**What is required:**
Repeat each entry exactly and drop the pictures.

**Excerpted data:**
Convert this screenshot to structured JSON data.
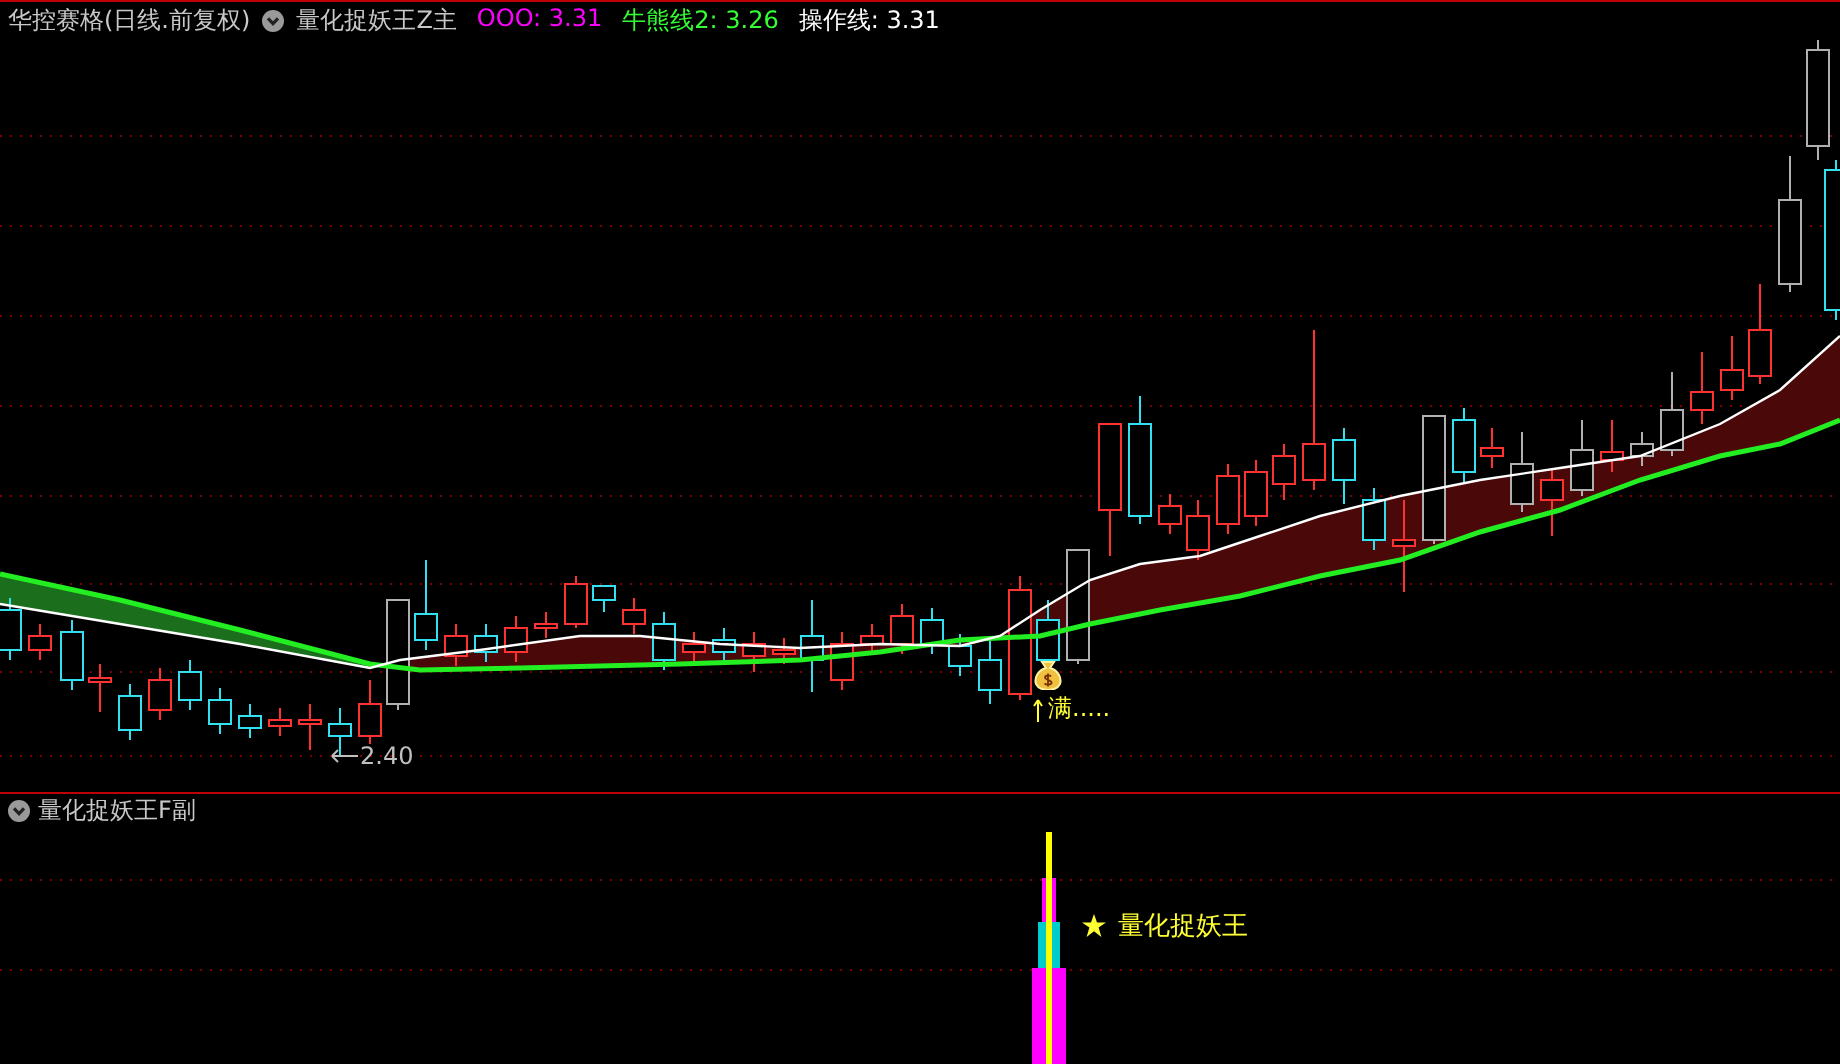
{
  "header": {
    "stock": "华控赛格(日线.前复权)",
    "indicator": "量化捉妖王Z主",
    "readings": [
      {
        "text": "OOO: 3.31",
        "color": "#ff00ff"
      },
      {
        "text": "牛熊线2: 3.26",
        "color": "#33ff33"
      },
      {
        "text": "操作线: 3.31",
        "color": "#ffffff"
      }
    ]
  },
  "main_chart": {
    "annotations": [
      {
        "kind": "low",
        "text": "2.40"
      },
      {
        "kind": "signal",
        "text": "满....."
      }
    ]
  },
  "sub_panel": {
    "title": "量化捉妖王F副",
    "signal": {
      "text": "量化捉妖王"
    }
  }
}
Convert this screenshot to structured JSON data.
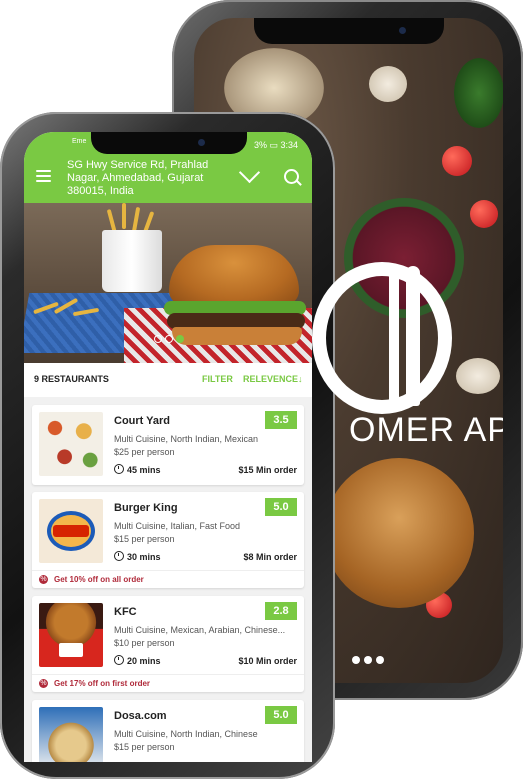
{
  "back_phone": {
    "title_text": "OMER APP",
    "colors": {
      "title": "#ffffff"
    }
  },
  "front_phone": {
    "status": {
      "left": "Eme",
      "right": "3% ▭ 3:34"
    },
    "header": {
      "address": "SG Hwy Service Rd, Prahlad Nagar, Ahmedabad, Gujarat 380015, India",
      "menu_icon": "hamburger-icon",
      "dropdown_icon": "chevron-down-icon",
      "search_icon": "search-icon",
      "color": "#7ac943"
    },
    "banner": {
      "slides": 3,
      "active_slide": 3
    },
    "list_bar": {
      "count_label": "9 RESTAURANTS",
      "filter_label": "FILTER",
      "sort_label": "RELEVENCE↓"
    },
    "restaurants": [
      {
        "name": "Court Yard",
        "rating": "3.5",
        "cuisine": "Multi Cuisine, North Indian, Mexican",
        "price": "$25 per person",
        "time": "45 mins",
        "min_order": "$15 Min order",
        "offer": ""
      },
      {
        "name": "Burger King",
        "rating": "5.0",
        "cuisine": "Multi Cuisine, Italian, Fast Food",
        "price": "$15 per person",
        "time": "30 mins",
        "min_order": "$8 Min order",
        "offer": "Get 10% off on all order"
      },
      {
        "name": "KFC",
        "rating": "2.8",
        "cuisine": "Multi Cuisine, Mexican, Arabian, Chinese...",
        "price": "$10 per person",
        "time": "20 mins",
        "min_order": "$10 Min order",
        "offer": "Get 17% off on first order"
      },
      {
        "name": "Dosa.com",
        "rating": "5.0",
        "cuisine": "Multi Cuisine, North Indian, Chinese",
        "price": "$15 per person",
        "time": "",
        "min_order": "",
        "offer": ""
      }
    ]
  }
}
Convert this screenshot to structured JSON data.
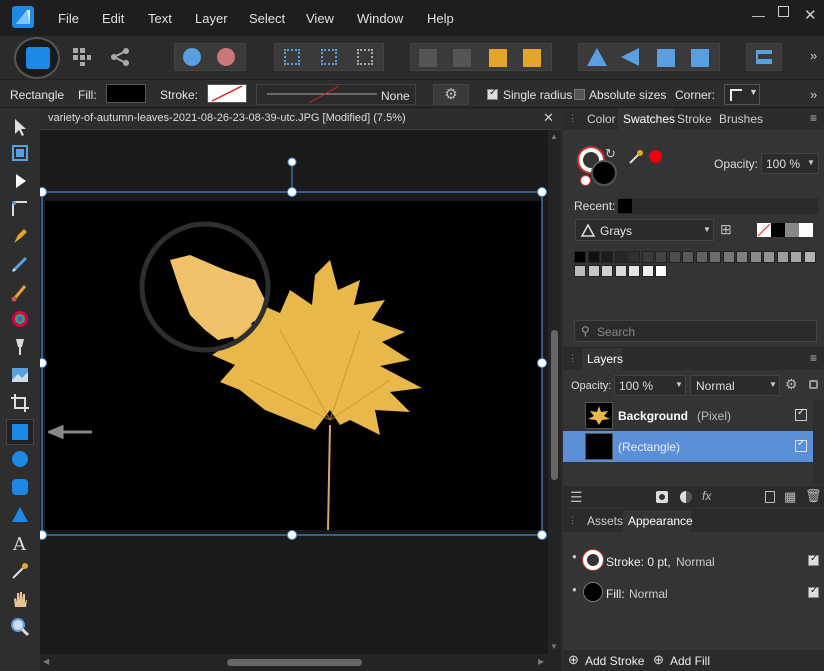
{
  "menubar": {
    "items": [
      "File",
      "Edit",
      "Text",
      "Layer",
      "Select",
      "View",
      "Window",
      "Help"
    ]
  },
  "context": {
    "tool_name": "Rectangle",
    "fill_label": "Fill:",
    "stroke_label": "Stroke:",
    "stroke_style": "None",
    "single_radius_label": "Single radius",
    "absolute_sizes_label": "Absolute sizes",
    "corner_label": "Corner:"
  },
  "document": {
    "tab_title": "variety-of-autumn-leaves-2021-08-26-23-08-39-utc.JPG [Modified] (7.5%)"
  },
  "swatches_panel": {
    "tabs": [
      "Color",
      "Swatches",
      "Stroke",
      "Brushes"
    ],
    "opacity_label": "Opacity:",
    "opacity_value": "100 %",
    "recent_label": "Recent:",
    "palette_name": "Grays",
    "search_placeholder": "Search",
    "grays": [
      "#000000",
      "#111111",
      "#1c1c1c",
      "#262626",
      "#303030",
      "#3a3a3a",
      "#444444",
      "#4e4e4e",
      "#585858",
      "#626262",
      "#6c6c6c",
      "#767676",
      "#808080",
      "#8a8a8a",
      "#949494",
      "#9e9e9e",
      "#a8a8a8",
      "#b2b2b2",
      "#bcbcbc",
      "#c6c6c6",
      "#d0d0d0",
      "#dadada",
      "#e4e4e4",
      "#eeeeee",
      "#ffffff"
    ]
  },
  "layers_panel": {
    "title": "Layers",
    "opacity_label": "Opacity:",
    "opacity_value": "100 %",
    "blend_mode": "Normal",
    "layers": [
      {
        "name": "Background",
        "type": "(Pixel)"
      },
      {
        "name": "",
        "type": "(Rectangle)"
      }
    ]
  },
  "appearance_panel": {
    "tabs": [
      "Assets",
      "Appearance"
    ],
    "stroke_label": "Stroke: 0 pt,",
    "stroke_mode": "Normal",
    "fill_label": "Fill:",
    "fill_mode": "Normal",
    "add_stroke": "Add Stroke",
    "add_fill": "Add Fill"
  },
  "colors": {
    "accent": "#4a90d9",
    "selection_row": "#5b8fd6",
    "app_blue": "#1e88e5",
    "leaf": "#e8b84a"
  }
}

**Answer to this exercise:**
Convert this screenshot to structured JSON data.
{
  "header": {
    "stock": "华控赛格(日线.前复权)",
    "indicator": "量化捉妖王Z主",
    "readings": [
      {
        "text": "OOO: 3.31",
        "color": "#ff00ff"
      },
      {
        "text": "牛熊线2: 3.26",
        "color": "#33ff33"
      },
      {
        "text": "操作线: 3.31",
        "color": "#ffffff"
      }
    ]
  },
  "main_chart": {
    "annotations": [
      {
        "kind": "low",
        "text": "2.40"
      },
      {
        "kind": "signal",
        "text": "满....."
      }
    ]
  },
  "sub_panel": {
    "title": "量化捉妖王F副",
    "signal": {
      "text": "量化捉妖王"
    }
  }
}
Convert this screenshot to structured JSON data.
{
  "back_phone": {
    "title_text": "OMER APP",
    "colors": {
      "title": "#ffffff"
    }
  },
  "front_phone": {
    "status": {
      "left": "Eme",
      "right": "3% ▭ 3:34"
    },
    "header": {
      "address": "SG Hwy Service Rd, Prahlad Nagar, Ahmedabad, Gujarat 380015, India",
      "menu_icon": "hamburger-icon",
      "dropdown_icon": "chevron-down-icon",
      "search_icon": "search-icon",
      "color": "#7ac943"
    },
    "banner": {
      "slides": 3,
      "active_slide": 3
    },
    "list_bar": {
      "count_label": "9 RESTAURANTS",
      "filter_label": "FILTER",
      "sort_label": "RELEVENCE↓"
    },
    "restaurants": [
      {
        "name": "Court Yard",
        "rating": "3.5",
        "cuisine": "Multi Cuisine, North Indian, Mexican",
        "price": "$25 per person",
        "time": "45 mins",
        "min_order": "$15 Min order",
        "offer": ""
      },
      {
        "name": "Burger King",
        "rating": "5.0",
        "cuisine": "Multi Cuisine, Italian, Fast Food",
        "price": "$15 per person",
        "time": "30 mins",
        "min_order": "$8 Min order",
        "offer": "Get 10% off on all order"
      },
      {
        "name": "KFC",
        "rating": "2.8",
        "cuisine": "Multi Cuisine, Mexican, Arabian, Chinese...",
        "price": "$10 per person",
        "time": "20 mins",
        "min_order": "$10 Min order",
        "offer": "Get 17% off on first order"
      },
      {
        "name": "Dosa.com",
        "rating": "5.0",
        "cuisine": "Multi Cuisine, North Indian, Chinese",
        "price": "$15 per person",
        "time": "",
        "min_order": "",
        "offer": ""
      }
    ]
  }
}
Convert this screenshot to structured JSON data.
{
  "menubar": {
    "items": [
      "File",
      "Edit",
      "Text",
      "Layer",
      "Select",
      "View",
      "Window",
      "Help"
    ]
  },
  "context": {
    "tool_name": "Rectangle",
    "fill_label": "Fill:",
    "stroke_label": "Stroke:",
    "stroke_style": "None",
    "single_radius_label": "Single radius",
    "absolute_sizes_label": "Absolute sizes",
    "corner_label": "Corner:"
  },
  "document": {
    "tab_title": "variety-of-autumn-leaves-2021-08-26-23-08-39-utc.JPG [Modified] (7.5%)"
  },
  "swatches_panel": {
    "tabs": [
      "Color",
      "Swatches",
      "Stroke",
      "Brushes"
    ],
    "opacity_label": "Opacity:",
    "opacity_value": "100 %",
    "recent_label": "Recent:",
    "palette_name": "Grays",
    "search_placeholder": "Search",
    "grays": [
      "#000000",
      "#111111",
      "#1c1c1c",
      "#262626",
      "#303030",
      "#3a3a3a",
      "#444444",
      "#4e4e4e",
      "#585858",
      "#626262",
      "#6c6c6c",
      "#767676",
      "#808080",
      "#8a8a8a",
      "#949494",
      "#9e9e9e",
      "#a8a8a8",
      "#b2b2b2",
      "#bcbcbc",
      "#c6c6c6",
      "#d0d0d0",
      "#dadada",
      "#e4e4e4",
      "#eeeeee",
      "#ffffff"
    ]
  },
  "layers_panel": {
    "title": "Layers",
    "opacity_label": "Opacity:",
    "opacity_value": "100 %",
    "blend_mode": "Normal",
    "layers": [
      {
        "name": "Background",
        "type": "(Pixel)"
      },
      {
        "name": "",
        "type": "(Rectangle)"
      }
    ]
  },
  "appearance_panel": {
    "tabs": [
      "Assets",
      "Appearance"
    ],
    "stroke_label": "Stroke: 0 pt,",
    "stroke_mode": "Normal",
    "fill_label": "Fill:",
    "fill_mode": "Normal",
    "add_stroke": "Add Stroke",
    "add_fill": "Add Fill"
  },
  "colors": {
    "accent": "#4a90d9",
    "selection_row": "#5b8fd6",
    "app_blue": "#1e88e5",
    "leaf": "#e8b84a"
  }
}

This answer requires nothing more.